“Justin Langer might be intense, he might be too harsh, he might be brutal but, you know what?
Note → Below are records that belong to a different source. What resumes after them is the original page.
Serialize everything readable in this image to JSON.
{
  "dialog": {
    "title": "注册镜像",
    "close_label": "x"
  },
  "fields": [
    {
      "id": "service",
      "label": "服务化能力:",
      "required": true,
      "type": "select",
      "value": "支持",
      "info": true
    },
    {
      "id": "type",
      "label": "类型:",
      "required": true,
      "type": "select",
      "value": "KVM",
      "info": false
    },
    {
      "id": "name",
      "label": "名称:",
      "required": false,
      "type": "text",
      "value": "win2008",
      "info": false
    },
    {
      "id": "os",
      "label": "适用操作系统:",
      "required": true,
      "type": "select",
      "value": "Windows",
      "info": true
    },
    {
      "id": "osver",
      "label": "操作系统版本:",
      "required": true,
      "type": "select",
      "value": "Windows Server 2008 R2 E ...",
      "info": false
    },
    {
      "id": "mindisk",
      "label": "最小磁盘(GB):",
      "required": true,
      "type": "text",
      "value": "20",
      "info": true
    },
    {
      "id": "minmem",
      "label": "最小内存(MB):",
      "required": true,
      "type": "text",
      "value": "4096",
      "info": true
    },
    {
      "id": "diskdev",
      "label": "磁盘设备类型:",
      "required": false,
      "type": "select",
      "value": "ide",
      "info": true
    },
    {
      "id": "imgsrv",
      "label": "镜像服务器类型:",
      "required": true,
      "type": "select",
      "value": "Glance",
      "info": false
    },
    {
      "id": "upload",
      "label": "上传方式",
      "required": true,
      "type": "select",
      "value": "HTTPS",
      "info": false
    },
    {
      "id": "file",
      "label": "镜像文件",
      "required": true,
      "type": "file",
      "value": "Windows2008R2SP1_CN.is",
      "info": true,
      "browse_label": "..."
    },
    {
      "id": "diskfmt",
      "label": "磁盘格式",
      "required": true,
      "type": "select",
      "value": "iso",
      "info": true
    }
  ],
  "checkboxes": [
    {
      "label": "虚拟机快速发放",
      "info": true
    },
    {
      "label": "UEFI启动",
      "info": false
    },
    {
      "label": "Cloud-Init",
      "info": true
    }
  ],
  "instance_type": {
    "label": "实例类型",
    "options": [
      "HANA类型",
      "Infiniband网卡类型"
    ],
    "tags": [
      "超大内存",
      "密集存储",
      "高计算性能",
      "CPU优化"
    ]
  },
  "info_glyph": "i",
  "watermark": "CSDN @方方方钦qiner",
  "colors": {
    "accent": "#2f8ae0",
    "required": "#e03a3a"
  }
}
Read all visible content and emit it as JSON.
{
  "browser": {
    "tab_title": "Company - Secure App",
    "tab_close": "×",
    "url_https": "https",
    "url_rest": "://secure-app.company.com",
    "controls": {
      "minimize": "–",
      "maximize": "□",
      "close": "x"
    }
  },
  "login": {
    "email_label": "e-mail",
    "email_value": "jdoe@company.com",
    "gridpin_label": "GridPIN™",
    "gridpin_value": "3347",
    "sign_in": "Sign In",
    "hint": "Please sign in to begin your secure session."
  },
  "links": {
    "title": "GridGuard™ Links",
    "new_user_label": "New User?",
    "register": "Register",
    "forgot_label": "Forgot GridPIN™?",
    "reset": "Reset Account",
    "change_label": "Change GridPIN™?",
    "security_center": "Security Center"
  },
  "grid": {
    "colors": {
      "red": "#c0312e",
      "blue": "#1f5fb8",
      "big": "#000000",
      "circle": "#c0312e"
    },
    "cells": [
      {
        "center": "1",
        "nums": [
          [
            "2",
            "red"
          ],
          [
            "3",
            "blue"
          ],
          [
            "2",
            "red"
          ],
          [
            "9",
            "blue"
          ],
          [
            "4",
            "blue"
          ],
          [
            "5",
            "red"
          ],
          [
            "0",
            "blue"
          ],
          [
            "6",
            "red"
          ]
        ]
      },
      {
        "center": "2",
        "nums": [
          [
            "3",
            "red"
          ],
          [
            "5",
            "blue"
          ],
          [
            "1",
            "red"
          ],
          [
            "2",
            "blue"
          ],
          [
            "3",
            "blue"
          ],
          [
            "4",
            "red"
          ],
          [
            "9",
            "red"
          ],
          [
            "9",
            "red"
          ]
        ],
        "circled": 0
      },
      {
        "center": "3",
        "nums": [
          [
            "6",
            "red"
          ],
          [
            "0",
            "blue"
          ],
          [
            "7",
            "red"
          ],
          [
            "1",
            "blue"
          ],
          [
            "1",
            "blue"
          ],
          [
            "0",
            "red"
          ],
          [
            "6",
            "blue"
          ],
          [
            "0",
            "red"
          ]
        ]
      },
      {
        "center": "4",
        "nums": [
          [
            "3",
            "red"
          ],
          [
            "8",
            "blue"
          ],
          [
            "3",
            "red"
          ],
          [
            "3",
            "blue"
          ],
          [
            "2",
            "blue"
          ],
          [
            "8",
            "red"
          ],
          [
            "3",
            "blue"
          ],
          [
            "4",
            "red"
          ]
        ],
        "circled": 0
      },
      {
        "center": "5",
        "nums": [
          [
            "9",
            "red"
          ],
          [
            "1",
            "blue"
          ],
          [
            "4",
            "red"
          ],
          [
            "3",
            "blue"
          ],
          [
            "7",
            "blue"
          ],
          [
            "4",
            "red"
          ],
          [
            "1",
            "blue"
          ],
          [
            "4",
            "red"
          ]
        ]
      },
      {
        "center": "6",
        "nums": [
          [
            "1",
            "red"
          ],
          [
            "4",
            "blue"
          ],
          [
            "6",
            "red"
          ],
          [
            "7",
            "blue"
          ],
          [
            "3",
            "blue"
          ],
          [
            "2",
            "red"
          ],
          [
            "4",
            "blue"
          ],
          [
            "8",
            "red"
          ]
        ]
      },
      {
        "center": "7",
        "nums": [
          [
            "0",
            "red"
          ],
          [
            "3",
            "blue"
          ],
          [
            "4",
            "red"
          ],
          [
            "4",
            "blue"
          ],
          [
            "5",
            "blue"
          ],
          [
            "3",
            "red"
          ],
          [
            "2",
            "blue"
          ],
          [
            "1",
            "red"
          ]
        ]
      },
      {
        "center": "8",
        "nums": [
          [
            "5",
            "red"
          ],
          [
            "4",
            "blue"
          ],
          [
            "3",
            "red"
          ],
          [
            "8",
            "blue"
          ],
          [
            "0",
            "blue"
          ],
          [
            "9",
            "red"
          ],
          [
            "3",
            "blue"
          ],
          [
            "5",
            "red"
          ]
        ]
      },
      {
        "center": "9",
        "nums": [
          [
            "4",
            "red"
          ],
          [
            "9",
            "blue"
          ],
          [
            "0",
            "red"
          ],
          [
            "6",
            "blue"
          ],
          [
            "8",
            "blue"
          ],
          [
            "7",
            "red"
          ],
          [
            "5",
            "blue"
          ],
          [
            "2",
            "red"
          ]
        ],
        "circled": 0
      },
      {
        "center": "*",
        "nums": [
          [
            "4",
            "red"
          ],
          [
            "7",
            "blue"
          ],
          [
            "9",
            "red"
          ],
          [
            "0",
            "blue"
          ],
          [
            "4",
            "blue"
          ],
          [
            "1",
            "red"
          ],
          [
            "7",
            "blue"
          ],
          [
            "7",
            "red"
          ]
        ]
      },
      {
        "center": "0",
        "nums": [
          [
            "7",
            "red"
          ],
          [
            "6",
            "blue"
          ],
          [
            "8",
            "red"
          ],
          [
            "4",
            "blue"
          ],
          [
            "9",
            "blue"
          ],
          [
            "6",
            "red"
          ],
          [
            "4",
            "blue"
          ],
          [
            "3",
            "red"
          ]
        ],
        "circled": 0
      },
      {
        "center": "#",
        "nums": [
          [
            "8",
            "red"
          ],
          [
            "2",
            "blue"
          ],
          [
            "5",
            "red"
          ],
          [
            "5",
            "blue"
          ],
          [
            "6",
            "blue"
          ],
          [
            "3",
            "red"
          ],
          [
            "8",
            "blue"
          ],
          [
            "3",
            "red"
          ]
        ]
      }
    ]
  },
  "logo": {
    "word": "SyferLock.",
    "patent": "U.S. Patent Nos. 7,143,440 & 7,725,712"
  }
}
The players might have needed it because they weren’t performing,” Warne said
Warne noted that the players might not like it, but it’s all about the results, and Australian men’s cricket is clearly in better shape now than before Langer took the post in 2018, so he can’t believe Langer was only offered six months.
He said that Cricket Australia’s treatment of Langer demonstrates that the players are now “calling the shots.”
“Something is not quite right there,” he said.
Australian men’s cricket captain Pat Cummins has been criticised over the past few days for his possible role in the decision, but Warne defended him, saying he was in a difficult situation.
He said that if Cummins had said he supported Langer, and yet CA decided not to extend Langer’s contract, then the new coach would know that the captain wanted someone else.
Conversely, if Cummins had suggested finding someone else because it was time for a change, but Cricket Australia had stuck with Langer, then the coach would know that he didn’t have his captain’s support.
“So he was in a really tough spot,” Warne said.
In a Linkedin post on Sunday, Langer explained why he resigned and reflected on his time with the squad.
“On Friday night, I was offered a short-term contract until the end of the T2o World Cup in Australia, with the sentiment of ‘going out on a high’,” Langer said.
“After careful consideration, I have decided not to accept this contract renewal, and as a result, I believe it is in everyone’s best interests for the Australian cricket team to begin the next chapter immediately.”
He said that if media reports are accurate, several senior players and some support staff didn’t support him going forward, and he understood that the CA Board and CEO, Nick Hockley, also wanted the team to head in a different direction.
“I respect that decision, ” Langer said. “My life has been built on values of honesty, respect, trust, truth, and performance and if that comes across as “too intense” at times, I apologize.”
He added that he felt blessed to have been part of a T20 and Ashes-winning squad, as well as watch the team rise to number one in the world.
“Australian cricket means the world to me. It has since I was a kid, and I am grateful for the opportunity to play for, and coach our national team,” he said.
“I am thankful to the Board for the opportunity, and I will take with me many cherished memories and friendships from the last four years.”
He ended the post by saying he hoped a good job had been done, and that he would reflect on the past and contemplate the next chapter of his life.